The same tea is almost half the price—$4.49—at Twinings.
Like many, I have come to rely on Amazon for so much! I listen to music on my Amazon music player on both laptop and cellphone, and download music from Amazon as well. I’m an Amazon affiliate. I also buy books for my Kindle Paperwhite, which I love, from Amazon.
But maybe it’s time to cut the cord. Why should I fund an entity that seeks to exploit me, maybe even put me out of business?
I’ve taken down my Amazon affiliate ads—that won’t hurt, as they’ve never earned me a penny. I’ve changed my email signature line, which used to direct folks to my Amazon author pages, to instead include my website and blog. Other changes will be harder.
I’m an Ellora’s Cave author. I also have books placed with two other publishers that have disappointed me in myriad ways—see these links:
www.harlequinlawsuit.com and scroll down to #9 at
So I’m going indie. But Createspace and KDP are fabulous platforms for self-publishing. How ethical is it, given my concerns, to use those platforms?
And beyond my personal worries, there’s the greater problem. Amazon sells a huge number of books, films, music and other creative and factual works.
Should one entity control so much of what goes into our minds and thoughts?
Will Amazon destroy erotic literature with its changing algorithms and prejudices? Will Amazon make it impossible for some books to flourish?
Does Amazon threaten our freedom of speech and thought?
About the Author:
Best-selling, award-winning author Suz deMello, a.k.a Sue Swift, has written nineteen books in several genres, including nonfiction, memoir, erotica, comedy, historical, paranormal, mystery and suspense, plus a number of short stories and non-fiction articles on writing. A freelance editor, she’s held the positions of managing editor and senior editor, working for such firms Totally Bound, Liquid Silver Books and Ai Press. She also takes private clients.
Her books have been favorably reviewed in Publishers Weekly, Kirkus and Booklist, won a contest or two, attained the finals of the RITA and hit several bestseller lists.
A former trial attorney, her passion is world travel. She’s left the US over a dozen times, including lengthy stints working overseas. She’s now writing a vampire tale and planning her next trip.
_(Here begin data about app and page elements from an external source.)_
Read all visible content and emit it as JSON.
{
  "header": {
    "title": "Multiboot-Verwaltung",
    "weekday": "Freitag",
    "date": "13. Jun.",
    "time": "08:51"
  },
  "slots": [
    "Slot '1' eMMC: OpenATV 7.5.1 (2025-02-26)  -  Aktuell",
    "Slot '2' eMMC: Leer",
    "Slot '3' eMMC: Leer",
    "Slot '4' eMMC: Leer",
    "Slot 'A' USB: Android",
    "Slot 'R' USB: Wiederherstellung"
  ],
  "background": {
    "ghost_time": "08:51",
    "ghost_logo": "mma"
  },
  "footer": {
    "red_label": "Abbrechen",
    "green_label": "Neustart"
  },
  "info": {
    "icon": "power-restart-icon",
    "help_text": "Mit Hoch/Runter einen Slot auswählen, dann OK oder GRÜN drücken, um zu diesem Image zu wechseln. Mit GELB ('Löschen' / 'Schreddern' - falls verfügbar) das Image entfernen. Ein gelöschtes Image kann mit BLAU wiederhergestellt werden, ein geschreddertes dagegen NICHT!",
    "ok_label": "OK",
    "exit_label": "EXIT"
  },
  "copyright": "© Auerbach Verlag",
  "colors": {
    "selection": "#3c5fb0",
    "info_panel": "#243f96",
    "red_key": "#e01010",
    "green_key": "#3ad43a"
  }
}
Find her books at http://www.suzdemello.com
–For editing services, email her at email@example.com
–She tweets @Suzdemello
–and posts to Pinterest
–Her current blog is TheVelvetLair.com